It absolutely is easier once you get used to the 90 cadence. Noobs and speed challenged cyclists everywhere, know this: Going from a 60-70 cadence to a 90-100 is. free. speed. Kind of. Look at it this way: That gear you’re grinding at 60 rpm, at 90, is as much as 1-1/2 mph faster. That means if your average is 16.5 mph and you bump your cadence up, you’ll be pushing 18 and with less effort than you did that 16.5. It’s the honest to God truth.
Unfortunately, rockin’ a high cadence is not the perfect answer, if it is pretty awesome… Aerodynamics throw a wrench into the works.
Still, more speed is more speed and if you want to be fast, spinning rather than mashing is an easy way to get a good bounce. Don’t take my word for it, try it yourself. Take three weeks to get used to spinning at 90 rpm or better, in one gear easier than you’re used to. After those three weeks, go back to that gear and spin it up to 90 and you’ll see first hand exactly what I’ve been attempting to describe in this post.

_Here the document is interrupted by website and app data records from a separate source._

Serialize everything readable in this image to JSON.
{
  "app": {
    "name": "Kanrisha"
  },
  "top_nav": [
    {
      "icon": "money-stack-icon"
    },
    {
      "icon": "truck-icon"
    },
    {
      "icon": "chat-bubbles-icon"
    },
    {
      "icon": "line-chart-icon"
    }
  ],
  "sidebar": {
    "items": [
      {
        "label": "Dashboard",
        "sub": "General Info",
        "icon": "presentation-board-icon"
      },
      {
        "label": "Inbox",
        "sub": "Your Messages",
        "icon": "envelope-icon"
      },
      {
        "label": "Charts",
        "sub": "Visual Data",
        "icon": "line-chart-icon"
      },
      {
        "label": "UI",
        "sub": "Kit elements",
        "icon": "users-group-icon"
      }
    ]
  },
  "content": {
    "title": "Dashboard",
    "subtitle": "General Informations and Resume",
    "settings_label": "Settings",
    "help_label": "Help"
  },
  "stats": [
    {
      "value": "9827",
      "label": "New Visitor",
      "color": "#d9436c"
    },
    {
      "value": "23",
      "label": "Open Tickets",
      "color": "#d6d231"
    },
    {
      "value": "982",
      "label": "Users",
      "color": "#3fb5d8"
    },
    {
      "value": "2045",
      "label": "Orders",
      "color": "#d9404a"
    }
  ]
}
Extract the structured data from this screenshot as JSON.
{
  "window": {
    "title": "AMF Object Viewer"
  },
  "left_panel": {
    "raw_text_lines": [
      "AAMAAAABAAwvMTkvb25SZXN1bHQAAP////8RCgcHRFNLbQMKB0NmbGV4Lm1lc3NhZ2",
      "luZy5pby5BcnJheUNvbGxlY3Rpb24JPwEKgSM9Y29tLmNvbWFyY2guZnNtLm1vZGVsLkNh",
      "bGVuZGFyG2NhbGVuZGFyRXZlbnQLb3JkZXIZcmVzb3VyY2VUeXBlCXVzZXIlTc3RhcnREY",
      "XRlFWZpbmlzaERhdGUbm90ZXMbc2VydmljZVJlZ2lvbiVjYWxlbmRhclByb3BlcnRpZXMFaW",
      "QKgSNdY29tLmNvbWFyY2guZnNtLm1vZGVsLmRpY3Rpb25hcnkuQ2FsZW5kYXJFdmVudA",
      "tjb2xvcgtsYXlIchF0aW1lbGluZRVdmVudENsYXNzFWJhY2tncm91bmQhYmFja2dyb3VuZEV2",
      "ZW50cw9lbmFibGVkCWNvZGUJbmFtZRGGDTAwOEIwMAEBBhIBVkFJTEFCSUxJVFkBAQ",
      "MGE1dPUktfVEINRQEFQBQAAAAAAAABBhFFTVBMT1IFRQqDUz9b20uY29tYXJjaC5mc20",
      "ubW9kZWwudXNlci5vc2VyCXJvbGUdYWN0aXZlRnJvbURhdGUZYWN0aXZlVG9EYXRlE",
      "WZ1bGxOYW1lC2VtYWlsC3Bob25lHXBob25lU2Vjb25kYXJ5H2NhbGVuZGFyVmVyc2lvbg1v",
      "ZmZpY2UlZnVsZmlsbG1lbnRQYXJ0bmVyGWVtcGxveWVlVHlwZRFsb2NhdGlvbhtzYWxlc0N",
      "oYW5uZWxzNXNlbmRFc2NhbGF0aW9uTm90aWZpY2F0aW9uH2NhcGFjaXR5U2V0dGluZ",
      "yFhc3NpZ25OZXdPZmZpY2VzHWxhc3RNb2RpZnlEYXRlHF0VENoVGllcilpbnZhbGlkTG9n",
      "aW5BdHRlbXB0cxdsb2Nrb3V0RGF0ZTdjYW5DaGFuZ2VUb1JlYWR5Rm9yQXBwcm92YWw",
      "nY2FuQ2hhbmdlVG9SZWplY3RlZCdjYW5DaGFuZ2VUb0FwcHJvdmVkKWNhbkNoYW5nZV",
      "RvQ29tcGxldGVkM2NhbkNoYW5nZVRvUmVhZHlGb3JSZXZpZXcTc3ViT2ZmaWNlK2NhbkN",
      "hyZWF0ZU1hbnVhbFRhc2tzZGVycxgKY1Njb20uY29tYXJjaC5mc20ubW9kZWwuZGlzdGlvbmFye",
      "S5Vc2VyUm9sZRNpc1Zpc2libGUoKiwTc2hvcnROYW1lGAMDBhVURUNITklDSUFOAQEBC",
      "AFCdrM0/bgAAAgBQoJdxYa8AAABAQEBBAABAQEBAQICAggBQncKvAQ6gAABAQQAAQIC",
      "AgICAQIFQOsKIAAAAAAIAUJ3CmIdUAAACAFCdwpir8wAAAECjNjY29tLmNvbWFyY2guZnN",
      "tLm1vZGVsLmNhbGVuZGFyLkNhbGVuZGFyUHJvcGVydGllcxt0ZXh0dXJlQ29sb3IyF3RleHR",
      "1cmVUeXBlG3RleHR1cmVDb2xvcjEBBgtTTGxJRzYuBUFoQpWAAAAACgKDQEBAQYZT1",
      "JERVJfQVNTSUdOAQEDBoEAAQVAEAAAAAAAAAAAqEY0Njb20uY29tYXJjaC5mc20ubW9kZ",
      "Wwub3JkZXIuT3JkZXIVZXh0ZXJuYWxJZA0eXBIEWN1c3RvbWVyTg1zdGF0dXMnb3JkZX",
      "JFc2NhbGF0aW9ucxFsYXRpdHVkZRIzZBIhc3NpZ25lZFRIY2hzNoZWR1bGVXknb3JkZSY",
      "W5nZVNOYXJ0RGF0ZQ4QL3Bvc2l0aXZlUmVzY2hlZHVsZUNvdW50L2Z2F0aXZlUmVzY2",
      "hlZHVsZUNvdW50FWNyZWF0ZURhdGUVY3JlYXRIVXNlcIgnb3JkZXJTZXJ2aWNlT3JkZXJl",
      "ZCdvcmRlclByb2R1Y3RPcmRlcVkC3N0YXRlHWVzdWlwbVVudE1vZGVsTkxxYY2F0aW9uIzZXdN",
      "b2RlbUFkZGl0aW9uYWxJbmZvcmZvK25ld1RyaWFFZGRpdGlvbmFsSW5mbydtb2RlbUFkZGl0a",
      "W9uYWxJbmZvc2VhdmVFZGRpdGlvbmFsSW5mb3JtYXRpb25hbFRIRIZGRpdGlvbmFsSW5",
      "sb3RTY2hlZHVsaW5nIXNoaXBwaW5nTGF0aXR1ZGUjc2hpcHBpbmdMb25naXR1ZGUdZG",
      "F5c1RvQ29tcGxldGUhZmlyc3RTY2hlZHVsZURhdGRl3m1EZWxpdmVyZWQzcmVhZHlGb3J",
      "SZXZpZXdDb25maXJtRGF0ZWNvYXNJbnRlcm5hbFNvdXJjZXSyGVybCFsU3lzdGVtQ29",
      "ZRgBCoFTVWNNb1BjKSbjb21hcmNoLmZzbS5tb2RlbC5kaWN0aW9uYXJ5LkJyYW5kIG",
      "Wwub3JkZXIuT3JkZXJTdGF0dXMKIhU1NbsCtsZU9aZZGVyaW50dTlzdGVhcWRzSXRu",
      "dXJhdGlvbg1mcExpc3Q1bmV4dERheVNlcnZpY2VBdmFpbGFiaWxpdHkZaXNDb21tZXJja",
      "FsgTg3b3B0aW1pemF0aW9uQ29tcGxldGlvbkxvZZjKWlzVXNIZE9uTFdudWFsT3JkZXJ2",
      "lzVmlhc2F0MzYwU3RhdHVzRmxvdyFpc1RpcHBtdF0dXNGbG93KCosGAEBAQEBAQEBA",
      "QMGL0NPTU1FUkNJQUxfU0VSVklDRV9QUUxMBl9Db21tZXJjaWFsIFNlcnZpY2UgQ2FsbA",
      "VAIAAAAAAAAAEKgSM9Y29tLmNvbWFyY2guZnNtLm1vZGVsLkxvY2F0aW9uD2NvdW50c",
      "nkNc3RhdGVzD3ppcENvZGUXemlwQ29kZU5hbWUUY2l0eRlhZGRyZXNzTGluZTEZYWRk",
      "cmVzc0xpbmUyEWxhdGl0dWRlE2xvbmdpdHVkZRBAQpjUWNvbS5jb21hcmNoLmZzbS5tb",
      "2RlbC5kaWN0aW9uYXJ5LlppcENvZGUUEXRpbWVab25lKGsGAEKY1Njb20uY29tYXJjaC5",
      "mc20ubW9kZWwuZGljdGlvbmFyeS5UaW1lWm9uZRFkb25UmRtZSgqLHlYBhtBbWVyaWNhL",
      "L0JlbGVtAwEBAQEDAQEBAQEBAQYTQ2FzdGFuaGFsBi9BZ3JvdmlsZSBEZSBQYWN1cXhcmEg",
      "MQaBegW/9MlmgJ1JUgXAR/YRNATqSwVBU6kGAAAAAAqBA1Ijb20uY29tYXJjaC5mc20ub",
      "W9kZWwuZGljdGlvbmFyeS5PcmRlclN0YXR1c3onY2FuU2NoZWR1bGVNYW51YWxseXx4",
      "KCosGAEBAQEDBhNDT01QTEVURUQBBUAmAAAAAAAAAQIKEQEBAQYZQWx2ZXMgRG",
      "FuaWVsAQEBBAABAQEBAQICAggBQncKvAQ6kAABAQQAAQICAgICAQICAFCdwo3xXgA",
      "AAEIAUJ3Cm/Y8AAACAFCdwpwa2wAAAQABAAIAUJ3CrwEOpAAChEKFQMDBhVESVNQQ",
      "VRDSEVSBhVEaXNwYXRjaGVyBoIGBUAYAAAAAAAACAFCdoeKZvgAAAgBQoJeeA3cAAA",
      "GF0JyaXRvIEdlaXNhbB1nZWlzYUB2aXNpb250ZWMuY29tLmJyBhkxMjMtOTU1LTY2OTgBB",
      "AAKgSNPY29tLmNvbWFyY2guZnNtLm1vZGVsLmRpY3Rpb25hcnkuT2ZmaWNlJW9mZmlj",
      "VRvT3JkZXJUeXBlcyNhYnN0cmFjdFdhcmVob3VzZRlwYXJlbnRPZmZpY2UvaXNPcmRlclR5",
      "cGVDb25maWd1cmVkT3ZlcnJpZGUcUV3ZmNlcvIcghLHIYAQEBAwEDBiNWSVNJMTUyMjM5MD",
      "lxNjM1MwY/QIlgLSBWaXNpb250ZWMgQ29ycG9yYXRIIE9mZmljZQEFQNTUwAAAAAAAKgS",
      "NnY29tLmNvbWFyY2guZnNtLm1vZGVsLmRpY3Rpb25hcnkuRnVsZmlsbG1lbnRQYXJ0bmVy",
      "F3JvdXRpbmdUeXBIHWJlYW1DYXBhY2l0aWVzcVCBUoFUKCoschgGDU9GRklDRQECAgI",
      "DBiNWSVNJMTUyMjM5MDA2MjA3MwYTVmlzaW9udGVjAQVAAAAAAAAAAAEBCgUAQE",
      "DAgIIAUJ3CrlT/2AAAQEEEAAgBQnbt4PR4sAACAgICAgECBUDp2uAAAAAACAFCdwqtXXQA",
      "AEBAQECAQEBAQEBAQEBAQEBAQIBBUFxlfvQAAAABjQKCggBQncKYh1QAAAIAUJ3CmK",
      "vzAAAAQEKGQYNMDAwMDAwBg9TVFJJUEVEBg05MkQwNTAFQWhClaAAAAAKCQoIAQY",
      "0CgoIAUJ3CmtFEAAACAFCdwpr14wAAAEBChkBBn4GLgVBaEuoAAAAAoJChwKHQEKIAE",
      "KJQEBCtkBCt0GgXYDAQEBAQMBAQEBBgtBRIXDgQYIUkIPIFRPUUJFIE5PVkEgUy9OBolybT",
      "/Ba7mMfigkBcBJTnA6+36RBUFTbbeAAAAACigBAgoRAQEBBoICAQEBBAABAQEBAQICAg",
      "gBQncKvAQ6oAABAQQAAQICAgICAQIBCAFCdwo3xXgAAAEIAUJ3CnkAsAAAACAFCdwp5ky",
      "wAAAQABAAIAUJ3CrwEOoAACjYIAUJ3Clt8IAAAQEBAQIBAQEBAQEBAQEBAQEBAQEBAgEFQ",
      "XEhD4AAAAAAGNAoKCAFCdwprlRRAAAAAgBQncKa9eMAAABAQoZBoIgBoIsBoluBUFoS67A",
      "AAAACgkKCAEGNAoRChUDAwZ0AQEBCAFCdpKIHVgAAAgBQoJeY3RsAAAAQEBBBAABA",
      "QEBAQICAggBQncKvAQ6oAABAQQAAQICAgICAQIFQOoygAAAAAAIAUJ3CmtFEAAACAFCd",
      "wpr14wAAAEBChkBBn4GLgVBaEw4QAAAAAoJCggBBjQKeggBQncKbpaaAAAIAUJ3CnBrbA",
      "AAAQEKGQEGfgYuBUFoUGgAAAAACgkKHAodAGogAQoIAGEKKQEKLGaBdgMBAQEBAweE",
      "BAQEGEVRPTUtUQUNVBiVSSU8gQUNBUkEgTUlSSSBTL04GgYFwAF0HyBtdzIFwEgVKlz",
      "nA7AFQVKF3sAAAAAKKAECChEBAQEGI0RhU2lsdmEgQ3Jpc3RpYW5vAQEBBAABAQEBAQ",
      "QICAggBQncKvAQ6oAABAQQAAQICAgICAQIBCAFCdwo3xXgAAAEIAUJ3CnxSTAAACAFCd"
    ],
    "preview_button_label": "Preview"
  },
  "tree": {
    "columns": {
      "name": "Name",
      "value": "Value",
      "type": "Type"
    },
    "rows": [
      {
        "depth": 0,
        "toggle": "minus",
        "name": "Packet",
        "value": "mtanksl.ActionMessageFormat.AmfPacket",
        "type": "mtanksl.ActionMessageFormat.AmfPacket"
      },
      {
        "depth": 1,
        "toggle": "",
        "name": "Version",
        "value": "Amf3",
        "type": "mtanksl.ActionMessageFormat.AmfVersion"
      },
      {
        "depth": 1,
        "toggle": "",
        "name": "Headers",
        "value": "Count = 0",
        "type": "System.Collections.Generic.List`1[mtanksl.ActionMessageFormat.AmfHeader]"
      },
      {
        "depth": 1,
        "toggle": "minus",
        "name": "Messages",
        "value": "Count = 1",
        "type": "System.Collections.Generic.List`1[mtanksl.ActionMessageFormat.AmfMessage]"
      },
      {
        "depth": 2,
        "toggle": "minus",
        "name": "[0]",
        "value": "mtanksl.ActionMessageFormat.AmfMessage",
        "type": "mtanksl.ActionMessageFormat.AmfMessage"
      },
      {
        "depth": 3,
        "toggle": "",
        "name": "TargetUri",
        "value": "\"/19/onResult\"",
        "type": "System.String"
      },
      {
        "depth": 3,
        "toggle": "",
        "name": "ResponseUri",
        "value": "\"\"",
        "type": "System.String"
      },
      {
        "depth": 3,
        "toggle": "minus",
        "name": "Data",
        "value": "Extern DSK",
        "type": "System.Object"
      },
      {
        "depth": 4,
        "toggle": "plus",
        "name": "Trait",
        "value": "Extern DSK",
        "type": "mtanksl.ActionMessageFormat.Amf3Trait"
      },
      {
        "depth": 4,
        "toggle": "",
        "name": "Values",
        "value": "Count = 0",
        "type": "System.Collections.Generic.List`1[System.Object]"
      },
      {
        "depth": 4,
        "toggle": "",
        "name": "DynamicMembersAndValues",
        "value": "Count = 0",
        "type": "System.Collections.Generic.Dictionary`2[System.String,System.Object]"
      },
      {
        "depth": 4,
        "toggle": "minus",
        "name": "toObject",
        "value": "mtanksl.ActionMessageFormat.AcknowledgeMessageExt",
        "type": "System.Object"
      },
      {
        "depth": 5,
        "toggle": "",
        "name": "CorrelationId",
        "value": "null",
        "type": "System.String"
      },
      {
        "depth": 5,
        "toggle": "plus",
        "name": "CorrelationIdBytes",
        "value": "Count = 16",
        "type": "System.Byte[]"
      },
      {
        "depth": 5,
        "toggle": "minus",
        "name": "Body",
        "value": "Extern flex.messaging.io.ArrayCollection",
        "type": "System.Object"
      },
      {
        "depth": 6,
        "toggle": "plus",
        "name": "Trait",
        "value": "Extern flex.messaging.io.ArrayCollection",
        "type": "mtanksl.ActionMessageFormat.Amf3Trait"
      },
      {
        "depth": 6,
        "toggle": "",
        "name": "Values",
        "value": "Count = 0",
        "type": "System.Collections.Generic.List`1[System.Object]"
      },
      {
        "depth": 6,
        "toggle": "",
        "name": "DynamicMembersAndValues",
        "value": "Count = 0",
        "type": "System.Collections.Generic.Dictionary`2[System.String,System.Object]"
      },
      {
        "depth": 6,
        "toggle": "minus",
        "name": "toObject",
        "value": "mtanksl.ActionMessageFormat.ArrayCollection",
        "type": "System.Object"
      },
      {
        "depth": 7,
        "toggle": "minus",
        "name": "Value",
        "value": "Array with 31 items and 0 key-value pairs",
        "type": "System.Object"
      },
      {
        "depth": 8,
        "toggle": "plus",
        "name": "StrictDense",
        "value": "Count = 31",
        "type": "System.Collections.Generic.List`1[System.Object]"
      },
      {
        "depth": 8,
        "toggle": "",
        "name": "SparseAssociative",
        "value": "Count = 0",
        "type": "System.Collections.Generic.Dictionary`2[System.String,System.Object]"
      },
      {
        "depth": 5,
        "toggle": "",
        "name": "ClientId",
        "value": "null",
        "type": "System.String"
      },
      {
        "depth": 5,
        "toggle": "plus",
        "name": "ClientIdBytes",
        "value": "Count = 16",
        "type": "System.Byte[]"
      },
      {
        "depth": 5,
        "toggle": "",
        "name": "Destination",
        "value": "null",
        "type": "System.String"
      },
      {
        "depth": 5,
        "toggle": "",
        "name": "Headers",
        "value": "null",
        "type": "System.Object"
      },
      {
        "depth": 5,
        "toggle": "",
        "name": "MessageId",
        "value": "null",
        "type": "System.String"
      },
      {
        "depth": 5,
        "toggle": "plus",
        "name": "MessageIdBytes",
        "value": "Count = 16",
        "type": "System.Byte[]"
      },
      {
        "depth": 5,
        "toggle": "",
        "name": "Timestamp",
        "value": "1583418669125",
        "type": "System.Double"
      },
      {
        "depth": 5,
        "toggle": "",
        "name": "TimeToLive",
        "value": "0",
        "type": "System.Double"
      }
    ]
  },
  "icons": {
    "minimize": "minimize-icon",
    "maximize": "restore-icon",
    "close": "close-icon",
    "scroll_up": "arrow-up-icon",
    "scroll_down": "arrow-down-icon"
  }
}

I have previously heard spinning described in the realm of lifting weights: If you curled 80 pounds, how many reps could you do? Five, ten, maybe fifteen? Now, if you curled just the bar, how many reps could you do? You could go for probably a half hour and quit out of boredom before your arms gave out. While that principle very much applies to cycling, spinning is much more effective and efficient than the weight lifting analogy.
Spin ladies and gentlemen, and if you don’t know how to, learn to. Buy a cadence computer if you must, or simply count how many times your left (or right) foot bottoms out in ten seconds and multiply by six (or fifteen and multiply by four). I started this on a trainer and checked at different times in my winter workouts so I could be certain that I was holding close to a 90 cadence. After a winter of keeping that tempo on a trainer, I tore it up the next spring. Good luck and happy spinning.